Report every line below that holds the word "title".

[Dataset rows for apps and sites]
# # # #
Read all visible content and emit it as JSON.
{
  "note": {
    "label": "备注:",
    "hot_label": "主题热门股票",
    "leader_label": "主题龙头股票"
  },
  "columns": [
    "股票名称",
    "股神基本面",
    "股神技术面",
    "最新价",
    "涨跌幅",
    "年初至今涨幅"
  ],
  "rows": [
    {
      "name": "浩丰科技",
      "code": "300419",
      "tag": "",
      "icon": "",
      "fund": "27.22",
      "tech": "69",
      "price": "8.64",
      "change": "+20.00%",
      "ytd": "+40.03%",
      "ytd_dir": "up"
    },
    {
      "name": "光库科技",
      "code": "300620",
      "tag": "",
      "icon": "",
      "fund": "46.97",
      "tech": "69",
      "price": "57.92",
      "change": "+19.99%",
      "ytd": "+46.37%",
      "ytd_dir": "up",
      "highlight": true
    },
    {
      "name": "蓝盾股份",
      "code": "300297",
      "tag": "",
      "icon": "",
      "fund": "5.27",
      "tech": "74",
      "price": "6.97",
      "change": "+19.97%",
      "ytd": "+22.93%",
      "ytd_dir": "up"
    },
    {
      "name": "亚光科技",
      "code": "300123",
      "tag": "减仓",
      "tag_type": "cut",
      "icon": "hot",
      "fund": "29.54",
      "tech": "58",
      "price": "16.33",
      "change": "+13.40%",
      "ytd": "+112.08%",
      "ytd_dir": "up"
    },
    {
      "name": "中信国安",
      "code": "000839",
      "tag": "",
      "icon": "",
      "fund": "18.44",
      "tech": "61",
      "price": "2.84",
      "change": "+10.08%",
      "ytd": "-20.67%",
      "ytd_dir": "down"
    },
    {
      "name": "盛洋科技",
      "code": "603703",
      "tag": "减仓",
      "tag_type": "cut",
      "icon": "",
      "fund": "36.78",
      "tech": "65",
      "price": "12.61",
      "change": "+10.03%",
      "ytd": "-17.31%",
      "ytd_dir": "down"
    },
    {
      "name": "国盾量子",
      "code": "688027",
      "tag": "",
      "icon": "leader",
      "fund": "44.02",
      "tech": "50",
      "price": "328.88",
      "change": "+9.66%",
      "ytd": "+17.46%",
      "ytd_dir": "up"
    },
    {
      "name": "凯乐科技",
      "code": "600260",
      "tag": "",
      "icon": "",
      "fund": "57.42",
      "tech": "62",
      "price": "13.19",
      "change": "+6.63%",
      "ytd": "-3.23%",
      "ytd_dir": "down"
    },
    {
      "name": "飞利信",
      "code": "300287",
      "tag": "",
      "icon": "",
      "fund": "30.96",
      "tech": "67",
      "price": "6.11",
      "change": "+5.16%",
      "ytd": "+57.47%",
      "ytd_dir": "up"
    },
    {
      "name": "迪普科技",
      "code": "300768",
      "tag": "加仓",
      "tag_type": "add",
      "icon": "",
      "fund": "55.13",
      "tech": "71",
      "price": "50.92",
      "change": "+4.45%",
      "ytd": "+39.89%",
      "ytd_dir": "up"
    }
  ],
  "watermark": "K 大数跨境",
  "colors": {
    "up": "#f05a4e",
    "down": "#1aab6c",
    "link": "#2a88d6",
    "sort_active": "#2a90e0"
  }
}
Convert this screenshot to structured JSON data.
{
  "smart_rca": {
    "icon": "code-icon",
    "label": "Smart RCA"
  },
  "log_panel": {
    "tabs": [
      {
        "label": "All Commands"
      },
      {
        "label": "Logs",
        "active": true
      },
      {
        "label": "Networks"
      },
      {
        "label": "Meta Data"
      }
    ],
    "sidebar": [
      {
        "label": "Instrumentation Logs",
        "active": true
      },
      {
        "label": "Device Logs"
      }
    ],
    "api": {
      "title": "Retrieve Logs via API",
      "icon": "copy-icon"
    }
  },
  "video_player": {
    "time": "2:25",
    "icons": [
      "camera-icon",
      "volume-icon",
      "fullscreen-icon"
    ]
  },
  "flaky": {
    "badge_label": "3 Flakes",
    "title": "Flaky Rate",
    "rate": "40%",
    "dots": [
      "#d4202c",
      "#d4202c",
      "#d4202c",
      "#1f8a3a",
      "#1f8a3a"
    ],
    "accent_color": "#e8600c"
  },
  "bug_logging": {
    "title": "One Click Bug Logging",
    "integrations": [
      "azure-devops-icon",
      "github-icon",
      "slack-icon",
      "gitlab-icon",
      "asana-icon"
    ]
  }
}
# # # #
### Task answer
      "title": "Retrieve Logs via API",
    "title": "Flaky Rate",
    "title": "One Click Bug Logging",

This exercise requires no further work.